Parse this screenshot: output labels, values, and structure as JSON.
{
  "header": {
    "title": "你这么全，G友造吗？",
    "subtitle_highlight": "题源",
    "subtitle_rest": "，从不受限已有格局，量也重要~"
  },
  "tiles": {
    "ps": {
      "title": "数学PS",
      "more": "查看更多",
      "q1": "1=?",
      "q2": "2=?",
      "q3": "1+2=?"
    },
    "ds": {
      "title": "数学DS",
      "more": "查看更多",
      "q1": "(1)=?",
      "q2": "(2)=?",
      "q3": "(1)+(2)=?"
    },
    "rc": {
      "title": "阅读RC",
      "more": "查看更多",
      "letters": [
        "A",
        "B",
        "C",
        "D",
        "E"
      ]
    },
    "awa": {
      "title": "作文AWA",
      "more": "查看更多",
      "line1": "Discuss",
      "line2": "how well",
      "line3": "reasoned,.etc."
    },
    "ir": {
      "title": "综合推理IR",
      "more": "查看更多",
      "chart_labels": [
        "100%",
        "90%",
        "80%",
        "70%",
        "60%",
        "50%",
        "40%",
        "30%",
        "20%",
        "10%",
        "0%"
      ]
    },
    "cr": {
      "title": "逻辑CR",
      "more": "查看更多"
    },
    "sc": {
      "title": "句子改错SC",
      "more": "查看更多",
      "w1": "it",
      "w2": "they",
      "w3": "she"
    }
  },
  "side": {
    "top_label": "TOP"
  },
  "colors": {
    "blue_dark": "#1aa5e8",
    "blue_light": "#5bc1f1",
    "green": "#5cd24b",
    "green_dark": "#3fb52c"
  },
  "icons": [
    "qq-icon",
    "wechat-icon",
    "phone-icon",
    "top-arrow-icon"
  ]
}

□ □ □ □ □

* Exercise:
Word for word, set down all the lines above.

* Solved exercise:
Parse this screenshot: output labels, values, and structure as JSON.
{
  "header": {
    "title": "你这么全，G友造吗？",
    "subtitle_highlight": "题源",
    "subtitle_rest": "，从不受限已有格局，量也重要~"
  },
  "tiles": {
    "ps": {
      "title": "数学PS",
      "more": "查看更多",
      "q1": "1=?",
      "q2": "2=?",
      "q3": "1+2=?"
    },
    "ds": {
      "title": "数学DS",
      "more": "查看更多",
      "q1": "(1)=?",
      "q2": "(2)=?",
      "q3": "(1)+(2)=?"
    },
    "rc": {
      "title": "阅读RC",
      "more": "查看更多",
      "letters": [
        "A",
        "B",
        "C",
        "D",
        "E"
      ]
    },
    "awa": {
      "title": "作文AWA",
      "more": "查看更多",
      "line1": "Discuss",
      "line2": "how well",
      "line3": "reasoned,.etc."
    },
    "ir": {
      "title": "综合推理IR",
      "more": "查看更多",
      "chart_labels": [
        "100%",
        "90%",
        "80%",
        "70%",
        "60%",
        "50%",
        "40%",
        "30%",
        "20%",
        "10%",
        "0%"
      ]
    },
    "cr": {
      "title": "逻辑CR",
      "more": "查看更多"
    },
    "sc": {
      "title": "句子改错SC",
      "more": "查看更多",
      "w1": "it",
      "w2": "they",
      "w3": "she"
    }
  },
  "side": {
    "top_label": "TOP"
  },
  "colors": {
    "blue_dark": "#1aa5e8",
    "blue_light": "#5bc1f1",
    "green": "#5cd24b",
    "green_dark": "#3fb52c"
  },
  "icons": [
    "qq-icon",
    "wechat-icon",
    "phone-icon",
    "top-arrow-icon"
  ]
}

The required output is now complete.